Lotic re-emerges from the depths on the glorious new album, ‘Water’
Lotic, the moniker of Berlin based American electronic music artist J’Kerian Morgan, is a term used to refer to any kind of moving water ecosystem. From rivers to brooks, the lotic ecosystem is any aquatic habitat that is naturally nuanced in the way that it supports life. It’s a meaning that seems to have struck her and in many ways informs how her latest album Water flows. Released on Houndstooth, Water follows 2018’s brilliantly jarring debut Power as Lotic’s sophomore effort. And like her name, it is richly textured and deeply complex. Lotic’s music often feels overlooked. Beginning in her 20’s after moving to Germany where she would become a resident at the iconic Janus club night, Lotic would release EP’s of mutant club formulations informed by the sounds of ballroom and Black queer identity. Her sound, abrasive and immediately indistinct, was essential to the early beginnings of the IDM sub-genre that has since become known as post-club, the deconstructed, industrial noise driven aesthetic more often affiliated with her peers such as Arca or SOPHIE. Power continued the abstraction of the club, but pushed it toward increasingly more experimental places with a fierce and at times unhinged energy. If Power was fuelled by the elements of the surface, Water is a record submerged in an entirely different kind of ferocity; more nuanced, far more mysterious. The album marks a distinct evolution in the sound and identity of Lotic, presenting nine fathomless tracks that break open the chasms to begin an exploration into a new phase of musicality. Changes, which sits at the heart of Water, is a spoken word poem from Julius Errol Flynn that in some ways, feels like a re-introduction to Lotic herself. Ending with the triumphantly fierce declaration of “It’s she! She’s the bitch you’re gagging for!”, there’s an echo of the sentiments one feels when experiencing Water; it’s as if we are hearing Lotic for the first time. And in a sense, we are.
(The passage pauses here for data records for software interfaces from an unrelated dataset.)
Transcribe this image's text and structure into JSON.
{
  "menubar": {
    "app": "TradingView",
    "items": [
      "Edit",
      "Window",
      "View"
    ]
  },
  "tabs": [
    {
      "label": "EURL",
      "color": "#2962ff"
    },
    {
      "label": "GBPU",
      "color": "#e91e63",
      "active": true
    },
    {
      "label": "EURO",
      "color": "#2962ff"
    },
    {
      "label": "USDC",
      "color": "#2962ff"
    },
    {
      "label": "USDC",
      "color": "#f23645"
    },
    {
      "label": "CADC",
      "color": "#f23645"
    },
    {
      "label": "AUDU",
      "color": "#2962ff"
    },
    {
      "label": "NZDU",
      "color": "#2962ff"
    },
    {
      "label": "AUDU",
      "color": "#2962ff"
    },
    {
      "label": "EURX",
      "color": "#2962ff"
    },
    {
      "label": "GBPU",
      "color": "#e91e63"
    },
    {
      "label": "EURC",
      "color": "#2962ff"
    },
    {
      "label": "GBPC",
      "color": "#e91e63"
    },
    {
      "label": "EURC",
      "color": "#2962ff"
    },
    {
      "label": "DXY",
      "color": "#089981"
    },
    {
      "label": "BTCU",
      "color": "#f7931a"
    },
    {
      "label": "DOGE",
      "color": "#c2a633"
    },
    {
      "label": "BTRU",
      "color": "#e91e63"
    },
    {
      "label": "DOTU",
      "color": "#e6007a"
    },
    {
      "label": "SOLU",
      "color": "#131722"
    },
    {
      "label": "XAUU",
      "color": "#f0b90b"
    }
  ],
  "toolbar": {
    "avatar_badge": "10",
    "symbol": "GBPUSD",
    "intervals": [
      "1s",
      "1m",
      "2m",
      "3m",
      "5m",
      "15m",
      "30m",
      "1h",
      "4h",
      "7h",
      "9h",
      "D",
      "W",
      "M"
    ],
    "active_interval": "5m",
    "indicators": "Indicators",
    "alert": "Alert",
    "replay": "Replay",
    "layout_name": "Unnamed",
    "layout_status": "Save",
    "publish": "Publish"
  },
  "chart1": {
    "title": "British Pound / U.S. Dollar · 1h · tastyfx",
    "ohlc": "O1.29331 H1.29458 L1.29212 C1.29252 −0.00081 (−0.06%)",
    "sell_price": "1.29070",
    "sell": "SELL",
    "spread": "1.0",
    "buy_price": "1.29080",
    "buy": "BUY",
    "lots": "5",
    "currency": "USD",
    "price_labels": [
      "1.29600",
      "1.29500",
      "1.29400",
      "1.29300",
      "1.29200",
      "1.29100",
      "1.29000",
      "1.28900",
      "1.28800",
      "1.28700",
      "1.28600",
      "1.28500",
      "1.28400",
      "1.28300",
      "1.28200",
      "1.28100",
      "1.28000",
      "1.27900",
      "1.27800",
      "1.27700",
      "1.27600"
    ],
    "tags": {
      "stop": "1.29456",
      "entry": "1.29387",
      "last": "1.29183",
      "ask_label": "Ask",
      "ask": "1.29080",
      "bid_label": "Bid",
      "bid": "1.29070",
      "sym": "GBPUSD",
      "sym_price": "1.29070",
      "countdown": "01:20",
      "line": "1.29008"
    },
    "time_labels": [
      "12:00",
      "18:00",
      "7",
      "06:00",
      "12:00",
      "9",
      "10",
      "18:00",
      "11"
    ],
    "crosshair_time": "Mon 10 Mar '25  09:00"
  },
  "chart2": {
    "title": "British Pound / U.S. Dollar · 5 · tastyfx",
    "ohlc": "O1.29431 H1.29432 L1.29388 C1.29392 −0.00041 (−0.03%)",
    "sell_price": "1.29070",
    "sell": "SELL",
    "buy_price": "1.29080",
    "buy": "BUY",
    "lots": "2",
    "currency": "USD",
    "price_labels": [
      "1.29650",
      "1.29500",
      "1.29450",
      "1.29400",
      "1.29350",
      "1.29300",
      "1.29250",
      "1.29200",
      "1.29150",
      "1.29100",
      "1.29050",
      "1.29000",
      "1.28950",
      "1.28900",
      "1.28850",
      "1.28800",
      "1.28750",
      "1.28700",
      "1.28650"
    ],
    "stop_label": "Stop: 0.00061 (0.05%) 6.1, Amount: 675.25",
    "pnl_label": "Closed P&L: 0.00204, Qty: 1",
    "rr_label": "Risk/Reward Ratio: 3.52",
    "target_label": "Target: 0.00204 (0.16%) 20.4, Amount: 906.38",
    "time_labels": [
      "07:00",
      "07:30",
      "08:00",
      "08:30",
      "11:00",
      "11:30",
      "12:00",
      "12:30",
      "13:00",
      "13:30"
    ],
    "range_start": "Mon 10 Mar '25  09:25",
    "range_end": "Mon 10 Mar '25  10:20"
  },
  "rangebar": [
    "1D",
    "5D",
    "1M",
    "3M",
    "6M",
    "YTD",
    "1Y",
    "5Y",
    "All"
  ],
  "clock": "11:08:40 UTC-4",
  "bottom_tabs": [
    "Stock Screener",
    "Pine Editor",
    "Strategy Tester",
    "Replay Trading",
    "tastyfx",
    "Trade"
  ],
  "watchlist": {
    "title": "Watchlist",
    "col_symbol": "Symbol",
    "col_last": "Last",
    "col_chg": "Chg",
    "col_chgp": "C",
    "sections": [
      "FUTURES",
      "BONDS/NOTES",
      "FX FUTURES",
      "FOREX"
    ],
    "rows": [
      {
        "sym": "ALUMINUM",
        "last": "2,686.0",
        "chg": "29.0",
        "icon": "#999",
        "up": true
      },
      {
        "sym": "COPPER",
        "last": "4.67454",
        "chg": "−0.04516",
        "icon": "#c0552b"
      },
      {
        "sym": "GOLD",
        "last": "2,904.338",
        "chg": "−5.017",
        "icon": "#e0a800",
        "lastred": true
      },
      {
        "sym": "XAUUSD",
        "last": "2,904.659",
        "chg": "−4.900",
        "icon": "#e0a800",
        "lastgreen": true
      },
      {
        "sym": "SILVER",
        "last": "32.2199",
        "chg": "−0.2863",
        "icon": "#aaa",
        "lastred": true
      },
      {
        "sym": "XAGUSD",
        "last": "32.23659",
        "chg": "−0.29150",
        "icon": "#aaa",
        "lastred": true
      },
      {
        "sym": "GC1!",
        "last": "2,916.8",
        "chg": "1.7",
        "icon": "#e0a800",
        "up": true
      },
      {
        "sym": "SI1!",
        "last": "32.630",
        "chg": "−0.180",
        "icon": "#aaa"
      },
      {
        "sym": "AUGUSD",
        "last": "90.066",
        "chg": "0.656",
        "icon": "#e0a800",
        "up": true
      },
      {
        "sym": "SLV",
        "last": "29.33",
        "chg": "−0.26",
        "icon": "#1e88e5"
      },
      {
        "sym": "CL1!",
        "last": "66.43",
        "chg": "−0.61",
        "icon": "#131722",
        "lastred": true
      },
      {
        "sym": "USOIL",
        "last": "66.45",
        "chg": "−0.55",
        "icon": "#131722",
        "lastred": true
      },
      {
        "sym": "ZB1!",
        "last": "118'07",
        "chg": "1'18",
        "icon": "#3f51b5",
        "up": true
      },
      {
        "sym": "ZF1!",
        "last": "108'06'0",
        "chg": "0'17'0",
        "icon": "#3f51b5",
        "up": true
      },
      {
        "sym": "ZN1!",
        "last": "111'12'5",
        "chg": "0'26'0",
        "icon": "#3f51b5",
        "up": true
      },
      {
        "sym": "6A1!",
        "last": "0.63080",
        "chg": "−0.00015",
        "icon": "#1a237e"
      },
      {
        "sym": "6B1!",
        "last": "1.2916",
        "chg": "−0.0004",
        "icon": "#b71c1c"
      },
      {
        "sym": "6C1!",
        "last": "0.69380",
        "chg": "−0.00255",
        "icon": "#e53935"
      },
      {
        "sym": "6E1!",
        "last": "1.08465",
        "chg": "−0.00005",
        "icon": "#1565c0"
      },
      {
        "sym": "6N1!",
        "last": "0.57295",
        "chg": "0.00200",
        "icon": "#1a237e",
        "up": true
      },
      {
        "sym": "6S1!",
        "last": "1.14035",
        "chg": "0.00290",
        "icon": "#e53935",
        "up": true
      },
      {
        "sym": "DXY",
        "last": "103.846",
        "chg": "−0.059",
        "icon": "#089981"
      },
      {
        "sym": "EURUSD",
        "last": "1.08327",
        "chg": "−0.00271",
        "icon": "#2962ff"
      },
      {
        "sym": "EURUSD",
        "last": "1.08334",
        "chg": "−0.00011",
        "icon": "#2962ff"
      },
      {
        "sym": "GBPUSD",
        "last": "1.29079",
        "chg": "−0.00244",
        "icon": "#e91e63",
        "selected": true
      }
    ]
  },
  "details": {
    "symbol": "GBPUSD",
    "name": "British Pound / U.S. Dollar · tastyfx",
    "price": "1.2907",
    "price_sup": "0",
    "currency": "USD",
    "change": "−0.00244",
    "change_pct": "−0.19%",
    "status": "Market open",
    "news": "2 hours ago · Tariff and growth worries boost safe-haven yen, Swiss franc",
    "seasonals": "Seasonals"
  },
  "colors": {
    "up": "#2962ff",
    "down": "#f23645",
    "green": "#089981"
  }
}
Water is a much quieter record than anything that has come from Lotic before it, yet the music is still dynamically amorphous and transient in nature. Its influences are clear, yet Water feels anything but contrived. It’s an atmospheric feat; full of wobbling sub-bass and distorted walls of 808s that work together to make the album feel as if it plays out at the bottom of the Mariana Trench at all times. Perhaps more significantly than this submerged atmosphere is how Water sees Lotic’s voice put to use like never before. This greatly influences the direction of Water’s currents. Lotic’s melodic structures and harmonic modulations sound pulled from the depths of mermaid and sea enchantress lore; sung in long, extended waves of intonation that sound stunningly preternatural. Wet opens with an abysmal bass rumble, before floating into breathtaking vastness. Murky textures of sound suddenly come to life, creating a sort of subaquatic utopia through which Lotic’s voice resonates. It’s a gorgeously ethereal siren song, layers of melody and harmony that prove hypnotic. Emergency pulses with tidal dynamism against Lotic’s breathless, falsetto spell-casting while Come Unto Me sees Lotic play the role of temptress. She lets her voice pour unctuously over skeletal, metallic drum phrases and woodwind sounds that float like tendrils of kelp from the depths to the dimly lit surface. Oblivious sees her plumb the deepest of depths; all bass and distorted vocal layers while strange, ominous pads bounce in space like the lure of an angler fish. Always You is one of the most arresting on the album. Synths blaring like horns or conch shells erupt as harp chords twinkle like bubbles to the surface while a decaying industrial soundscape fluctuates beneath. The harp also appears on tracks Apart and A Plea. These both conjure images of a mermaid on the rocks with their use of the instrument, sparkling and juxtaposed with bass guitar on Apart and magically effervescent on A Plea. Water concludes with the near nine minute long Diamond. It’s a track overflowing with abysmal sensuality that builds itself from a current writhing in the depths to a gargantuan wave exploding as it meets the rocks on the surface at its climax.
The symbolism of water in the context of Black queer identity is impossible to overlook when considering this record. From the historical significance of the sea as the carrier of slave ships to the traditional folklore and mythology of entities such as Yemaya or Mami Wata, water is an element that carries with it a deep maternal felinity, but also an ever lurking sense of danger and mystery. Similarly, the mermaid has historically been a symbol of the abject feminine; wild and unnamable yet deeply enchanting and erotic. The idea of the mermaid as a creature caught between two worlds is one that has long resonated with the experience of queer and trans identity, and in many ways the creature has become a metaphor for queer desire itself. On Water, Lotic assumes the spirit of the siren and the elemental force of water itself to create some of the most gorgeously chasmic yet impossibly rich music of her career. For her, this is a new chapter in her artistry opened with a triumph of a record, likened only to the embrace of the ocean itself; languid, yet deadly.